A new pathway in brain that can be manipulated to alleviate depression, say the Northwestern Medicine scientists.
The pathway offers a promising new target for developing a drug that would be effective in individuals for whom other antidepressants have failed. New antidepressant options are important because a significant number of patients don't adequately improve with currently available anti-depressant drugs. The lifetime prevalence of major depressive disorder is between 10 to 20 percent of the population.
‘Anti-depressant drugs such as Prozac and Tricyclics target a pathway in the hippocampus called the BMP signaling pathway which controls cell functions.’
The first author of the study Sarah Brooker said, "Identifying new pathways that can be targeted for drug design is an important step forward in improving the treatment of depressive disorders." The aim of the study was to better understand how current anti-depressants work in the brain. The ultimate goal is to find new ones that are more effective for people not currently getting relief from existing drugs.

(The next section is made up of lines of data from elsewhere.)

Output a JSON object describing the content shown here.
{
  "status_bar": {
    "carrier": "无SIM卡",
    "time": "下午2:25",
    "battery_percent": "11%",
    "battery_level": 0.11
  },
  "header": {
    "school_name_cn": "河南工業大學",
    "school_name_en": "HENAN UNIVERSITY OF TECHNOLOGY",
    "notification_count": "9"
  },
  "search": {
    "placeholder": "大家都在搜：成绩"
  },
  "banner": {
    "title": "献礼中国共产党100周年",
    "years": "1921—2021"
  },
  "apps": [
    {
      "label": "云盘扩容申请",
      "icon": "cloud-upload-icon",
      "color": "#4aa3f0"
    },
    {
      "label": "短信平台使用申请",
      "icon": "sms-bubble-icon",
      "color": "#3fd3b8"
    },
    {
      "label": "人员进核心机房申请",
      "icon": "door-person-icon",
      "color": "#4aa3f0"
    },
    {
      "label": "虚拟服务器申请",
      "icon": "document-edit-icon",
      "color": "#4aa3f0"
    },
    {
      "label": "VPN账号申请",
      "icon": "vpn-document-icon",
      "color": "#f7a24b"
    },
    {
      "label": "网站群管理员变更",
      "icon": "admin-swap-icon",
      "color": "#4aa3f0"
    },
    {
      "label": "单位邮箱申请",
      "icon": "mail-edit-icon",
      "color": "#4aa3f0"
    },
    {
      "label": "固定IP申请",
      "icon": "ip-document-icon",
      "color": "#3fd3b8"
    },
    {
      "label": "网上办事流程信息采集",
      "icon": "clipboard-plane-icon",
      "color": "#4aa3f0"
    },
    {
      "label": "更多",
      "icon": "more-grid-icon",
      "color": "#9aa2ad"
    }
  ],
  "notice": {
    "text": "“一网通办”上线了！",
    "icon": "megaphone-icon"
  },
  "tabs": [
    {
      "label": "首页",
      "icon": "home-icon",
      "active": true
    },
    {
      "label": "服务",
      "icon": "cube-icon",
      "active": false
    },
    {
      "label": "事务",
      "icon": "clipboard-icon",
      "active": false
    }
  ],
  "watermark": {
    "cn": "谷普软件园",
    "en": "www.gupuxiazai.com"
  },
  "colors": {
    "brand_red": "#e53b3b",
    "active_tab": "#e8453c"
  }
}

In the study, scientists discovered for the first time that anti-depressant drugs such as Prozac and Tricyclics target a pathway in the hippocampus called the BMP signaling pathway. A signalling pathway is a group of molecules in a cell that work together to control one or more cell functions. Like a cascade, after the first molecule in a pathway receives a signal, it activates another molecule and so forth until the cell function is carried out.
Brooker and her team showed that Prozac and Tricyclics inhibit this pathway and trigger stem cells in the brain to produce more neurons. These particular neurons are involved in mood and memory formation. But the scientists didn't know if blocking the pathway contributed to the drugs' antidepressant effect because Prozac acts on multiple mechanisms in the brain. After confirming the importance of the BMP pathway in depression, the scientists tested a brain protein, Noggin, on depressed mice. Noggin is known to block the BMP pathway and stimulate new neurons, called Neurogenesis.
"We hypothesized it would have an antidepressant effect, but we weren't sure," Brooker said. They discovered Noggin blocks the pathway more precisely and effectively than Prozac or tricyclics. It had a robust antidepressant effect in mice. Scientists injected Noggin into the mice and observed the effect on mood by testing for depression and anxiety behavior.
A sign of depression in mice is a tendency to hang hopelessly when held by the tail, rather than trying to get upright. After receiving Noggin, mice energetically tried to lift themselves up, whereas control mice were more likely to give up and become immobile. The mice were then put in a maze with secluded (safe) and open (less safe) spaces.
The Noggin mice were less anxious and explored more mazes than the control mice. "The biochemical changes in the brain that lead to depression are not well understood, and many patients fail to respond to currently available drugs.
Our findings may not only help to understand the causes of depression, but also may provide a new biochemical target for developing more effective therapies," said the other researcher.